Challenge 1: Difficulty with Focus

In backlighting situations, cameras may struggle to find a focus point due to the intense light source behind your subject. We’ve all experienced those frustrating moments when our autofocus is playing a never-ending game of tag with our subject!

Solution: Manual Focus and Lens Sweet Spot

Consider switching to manual focus to maintain control over your desired focus point. And remember, every lens has its sweet spot, often around f/8 to f/11, where the lens performs its best. It might just be the secret weapon you need.

Challenge 2: Unwanted Lens Flare

While a hint of lens flare can add a beautiful cinematic feel, too much can wash out your photos or create distracting spots.

Solution: Use a Lens Hood or Flag

To minimize lens flare, you might want to befriend the handy lens hood that came with your lens; it can act as a sunshade reducing unwanted flares. If it’s a particularly sunny day, you could also experiment with a flag or any object that cuts off direct light to your lens.

Challenge 3: Overexposed Backgrounds

When struggling with backlighting, you may face the risk of your backgrounds turning into a light-induced mirage, losing all its detail.

Solution: Spot metering and Post-Production Adjustments

Try spot metering from your subject, which tells your camera to expose based on a specific area rather than the entire scene. Also, familiarize yourself with post-production software. Adjusting shadows, highlights, contrast, and exposure in post-production can save the day when your backlit images look too bright in the background.

Remember, experimenting and facing these challenges head-on is part of the recipe for developing your photography skills. Don’t shy away from backlighting. Embrace the shadows, the flavors of flare and find your unique blend of backlit drama in your work. It can be an uncharted, exciting layer to your photography. Keep your camera at the ready and have fun exploring the creative landscapes of backlighting!


The art of backlighting in photography is both a fascinating arena to explore and a crucial skill-set for ascending photographers to master. From our discourse, it is evident that backlighting is, indeed, a powerful strategy where one places the light source behind the subject to bring about intriguing effects and highlight fine details.

The techniques we discussed play a crucial role in manipulating the outcomes of your photographs. Backlighting goes beyond just lighting a subject; it involves aligning the position and angle of light, and tweaking the camera settings meticulously. Your aperture, shutter speed, and ISO settings can significantly decrypt or encrypt the enchanting mystery of the backlighting effect.

Moreover, backlighting extends its creativity across different genres of photography and proves to be a versatile tool. Whether you’re capturing serene landscapes, riveting portraits, or dramatic product shots, the employment of backlighting can elevate your visuals and evoke powerful sentiments.

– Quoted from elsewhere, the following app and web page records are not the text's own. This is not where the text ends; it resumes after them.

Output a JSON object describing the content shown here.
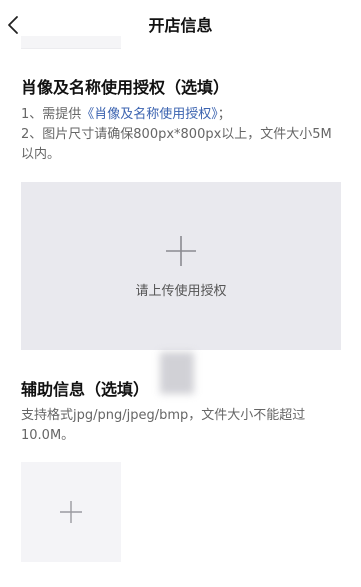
{
  "header": {
    "title": "开店信息",
    "back_icon": "chevron-left-icon"
  },
  "portrait_section": {
    "title": "肖像及名称使用授权（选填）",
    "line1_prefix": "1、需提供",
    "line1_link": "《肖像及名称使用授权》",
    "line1_suffix": "；",
    "line2": "2、图片尺寸请确保800px*800px以上，文件大小5M以内。",
    "upload_label": "请上传使用授权",
    "upload_icon": "plus-icon"
  },
  "aux_section": {
    "title": "辅助信息（选填）",
    "desc": "支持格式jpg/png/jpeg/bmp，文件大小不能超过10.0M。",
    "upload_icon": "plus-icon"
  },
  "colors": {
    "link": "#3b63b0",
    "upload_bg": "#e9e9ee",
    "upload_small_bg": "#f4f4f7",
    "text_secondary": "#666666"
  }
}
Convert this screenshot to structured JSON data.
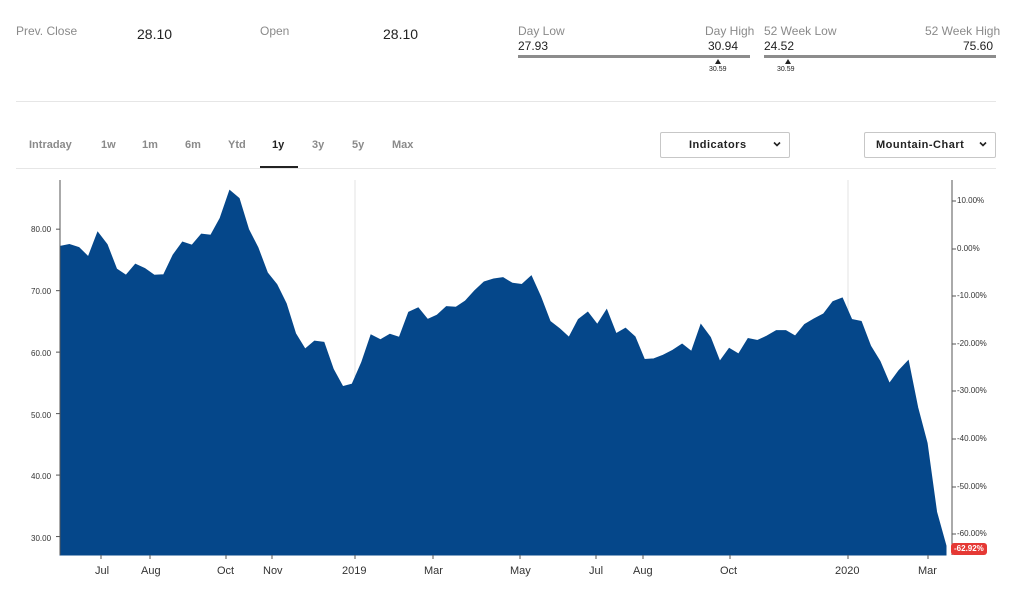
{
  "stats": {
    "prev_close_label": "Prev. Close",
    "prev_close_value": "28.10",
    "open_label": "Open",
    "open_value": "28.10",
    "day_low_label": "Day Low",
    "day_low_value": "27.93",
    "day_high_label": "Day High",
    "day_high_value": "30.94",
    "day_marker": "30.59",
    "week52_low_label": "52 Week Low",
    "week52_low_value": "24.52",
    "week52_high_label": "52 Week High",
    "week52_high_value": "75.60",
    "week52_marker": "30.59"
  },
  "tabs": [
    {
      "label": "Intraday"
    },
    {
      "label": "1w"
    },
    {
      "label": "1m"
    },
    {
      "label": "6m"
    },
    {
      "label": "Ytd"
    },
    {
      "label": "1y"
    },
    {
      "label": "3y"
    },
    {
      "label": "5y"
    },
    {
      "label": "Max"
    }
  ],
  "active_tab": "1y",
  "indicators_label": "Indicators",
  "chart_type_label": "Mountain-Chart",
  "current_change_badge": "-62.92%",
  "colors": {
    "area_fill": "#05478A",
    "badge": "#E53935",
    "range_bar": "#8C8C8C"
  },
  "chart_data": {
    "type": "area",
    "x_tick_labels": [
      "Jul",
      "Aug",
      "Oct",
      "Nov",
      "2019",
      "Mar",
      "May",
      "Jul",
      "Aug",
      "Oct",
      "2020",
      "Mar"
    ],
    "y_tick_labels_left": [
      "80.00",
      "70.00",
      "60.00",
      "50.00",
      "40.00",
      "30.00"
    ],
    "y_tick_labels_right": [
      "10.00%",
      "0.00%",
      "-10.00%",
      "-20.00%",
      "-30.00%",
      "-40.00%",
      "-50.00%",
      "-60.00%"
    ],
    "ylim": [
      27,
      88
    ],
    "grid": "vertical lines at 2019 and 2020",
    "series": [
      {
        "values": [
          77.2,
          77.5,
          77.0,
          75.5,
          79.5,
          77.5,
          73.5,
          72.5,
          74.3,
          73.6,
          72.5,
          72.6,
          75.8,
          77.9,
          77.4,
          79.2,
          79.0,
          81.8,
          86.3,
          85.0,
          80.0,
          77.0,
          72.9,
          71.0,
          67.9,
          63.0,
          60.5,
          61.8,
          61.6,
          57.2,
          54.4,
          54.8,
          58.3,
          62.8,
          62.0,
          62.9,
          62.4,
          66.5,
          67.2,
          65.3,
          66.0,
          67.4,
          67.3,
          68.3,
          70.0,
          71.4,
          71.9,
          72.1,
          71.2,
          71.0,
          72.4,
          69.0,
          65.0,
          63.8,
          62.4,
          65.3,
          66.5,
          64.5,
          66.9,
          63.0,
          63.9,
          62.5,
          58.8,
          58.9,
          59.5,
          60.3,
          61.3,
          60.1,
          64.5,
          62.4,
          58.5,
          60.6,
          59.7,
          62.2,
          61.9,
          62.6,
          63.5,
          63.5,
          62.6,
          64.5,
          65.4,
          66.2,
          68.2,
          68.8,
          65.3,
          65.0,
          61.0,
          58.5,
          54.9,
          57.0,
          58.6,
          51.0,
          45.2,
          34.0,
          28.5
        ]
      }
    ]
  }
}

Acknowledging the challenges linked with backlighting is as essential as learning its techniques. Just like a wise mixologist who knows that too much of any cocktail ingredient can disrupt the balance, you must understand that backlighting can also lead to focus issues, flares, or overexposed backgrounds. However, rest assured these challenges can be overcome by using lens hoods or reflectors, spot metering, and making post-production adjustments.

We wholeheartedly encourage you to dance in the labyrinth of backlighting. Thread the techniques into your photography fabric and arouse your viewer’s senses with visually compelling stories. Remember, you have the literary freedom to sprinkle your unique style and persona into the canvas of backlighting. Through calculated practice and spirited experimentation, your photography skills can swiftly reach new heights.

So grab your camera, set the lighting, and let the shadow and light play the symphony of enchanting imagery!

The Creativv
American digital marketer and founder of TheCreativv.com with over a decade of experience in event, travel, portrait, product, and cityscape photography.